Good Cheer Thrift Store, Langley, WA

What we didn’t expect in our most recent downsize was our reaction when we returned home three weeks ago from our  month of travel in Thistle.  At dinner, an evening or two after our return, I looked at Ed and said, “This house feels too big.  I’m rattling around.” He looked at me and laughed, saying, “I’ve been thinking the same thing.”   Our small home is too big?  What?  Although our small home lives big, it's not big.  Although the design is brilliant providing double or triple use of every space, it's still small.  But, for us, it's now also too big.

With our van-living doubts ousted, any skepticism has been replaced with the certainty that we weren’t crazy when we decided to live full time in Thistle.  We are looking forward to the day when our  too-big home is sold and we are on the road permanently, living small and dreaming  big.


"Let your dreams outgrow the shoes of your expectations."
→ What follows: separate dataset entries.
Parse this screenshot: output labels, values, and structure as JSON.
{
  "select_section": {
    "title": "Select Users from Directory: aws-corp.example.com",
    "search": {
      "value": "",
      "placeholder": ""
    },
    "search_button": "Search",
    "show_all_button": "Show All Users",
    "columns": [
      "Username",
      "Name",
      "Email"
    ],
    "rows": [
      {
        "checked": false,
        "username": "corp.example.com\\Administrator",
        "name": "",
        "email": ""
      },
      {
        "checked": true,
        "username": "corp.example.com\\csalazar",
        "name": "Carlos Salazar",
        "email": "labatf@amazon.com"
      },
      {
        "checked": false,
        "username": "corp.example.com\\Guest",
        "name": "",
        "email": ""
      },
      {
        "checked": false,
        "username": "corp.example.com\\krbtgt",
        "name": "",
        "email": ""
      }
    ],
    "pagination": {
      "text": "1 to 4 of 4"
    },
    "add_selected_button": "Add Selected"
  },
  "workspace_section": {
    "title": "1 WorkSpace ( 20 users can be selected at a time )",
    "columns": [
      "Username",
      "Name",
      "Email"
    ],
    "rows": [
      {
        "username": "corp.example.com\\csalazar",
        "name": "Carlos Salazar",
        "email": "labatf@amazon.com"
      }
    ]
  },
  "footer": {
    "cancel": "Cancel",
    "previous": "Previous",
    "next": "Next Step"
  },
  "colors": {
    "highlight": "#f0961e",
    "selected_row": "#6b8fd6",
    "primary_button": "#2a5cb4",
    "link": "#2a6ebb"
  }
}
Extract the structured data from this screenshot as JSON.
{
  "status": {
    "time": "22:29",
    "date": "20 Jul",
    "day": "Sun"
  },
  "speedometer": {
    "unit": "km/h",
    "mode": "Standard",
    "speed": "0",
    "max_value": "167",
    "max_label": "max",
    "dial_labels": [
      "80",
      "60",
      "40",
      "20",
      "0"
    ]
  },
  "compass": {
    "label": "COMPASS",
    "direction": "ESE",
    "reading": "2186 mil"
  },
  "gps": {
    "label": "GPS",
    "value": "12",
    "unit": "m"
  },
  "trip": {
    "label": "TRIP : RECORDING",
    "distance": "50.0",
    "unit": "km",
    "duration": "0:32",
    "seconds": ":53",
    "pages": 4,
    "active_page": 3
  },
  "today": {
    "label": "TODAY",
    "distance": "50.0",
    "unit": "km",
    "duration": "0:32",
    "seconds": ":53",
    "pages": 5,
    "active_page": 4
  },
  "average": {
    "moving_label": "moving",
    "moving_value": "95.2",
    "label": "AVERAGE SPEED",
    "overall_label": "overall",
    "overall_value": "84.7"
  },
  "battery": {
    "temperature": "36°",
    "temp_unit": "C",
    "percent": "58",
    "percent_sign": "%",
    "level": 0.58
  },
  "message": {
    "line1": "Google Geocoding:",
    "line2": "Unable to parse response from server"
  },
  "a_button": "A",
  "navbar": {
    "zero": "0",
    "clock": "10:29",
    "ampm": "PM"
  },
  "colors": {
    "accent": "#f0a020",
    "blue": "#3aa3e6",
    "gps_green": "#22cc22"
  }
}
~Ryunosuke Satoro

Thursday, November 6, 2014

Time for Home

We made a short journey to Oak Harbor today, needing to take Thistle to our mechanic, Jason at Kaiser's Garage, to get a new alternator installed.  Although our adventures take us great distances, beautiful Whidbey Island, our home, can't be beat for splendor! drama! beauty!  

Ebey's Prairie looking southwest

Ebey's Prairie looking north

Strait of Juan de Fuca

Astonishing weather at Ebey's 


"Winter is the time for comfort, for good food and warmth, for the touch of a friendly hand and for a talk beside the fire:  it is the time for home."

~ Edith Sitwell

Wednesday, November 5, 2014

Hot Chocolate Sunset

Diseases can be grim things.  People can suffer from a multitude of horrible symptoms and conditions without a clue as to where the malady came from.  My mother was one of these sufferers.  In her late 60's she ended up with what was loosely called palsy.  Her palsy took the form of Amyotropic Lateral Sclerosis (ALS or Lou Gehrig's Disease).  It's progressive.  It's ugly.

As the disease worsened my mom lost more and more body functions, but not her keen interest in the world nor in rooting out fun.   On one of her Whidbey visits we all decided to chase the sunset. We set out from Langley, pulling over to the road's edge whenever we glimpsed a good view, then racing  on to catch the sun setting again and again. We did this all the way up the island when we finally lost the sun entirely behind the Olympics, just south of Oak Harbor.

The lesson, "take the bull by the horns" and live life.  My mom died of this horrible disease, but never lost her love of sunsets.   She definitely taught us to live the sunset-of-the-moment.

Recently Ed and I were setting up camp on the Oregon Coast just as the sun was beginning to set.  We looked at one another, knowingly.  We put on the kettle. 

With cups of hot chocolate in hand, we rushed out of the trees to the open bluff looking out over the Pacific Ocean, to catch the show  -- a lovely constrained sort of show but our world glowed.   Hot chocolate and the spontaneity of the moment turned our cheeks pink, or was it the sunset? 


"For me optimism is two lovers walking into the sunset arm in arm.  Or maybe into the sunrise -- whatever appeals to you."

~ Krzysztof Kieslowski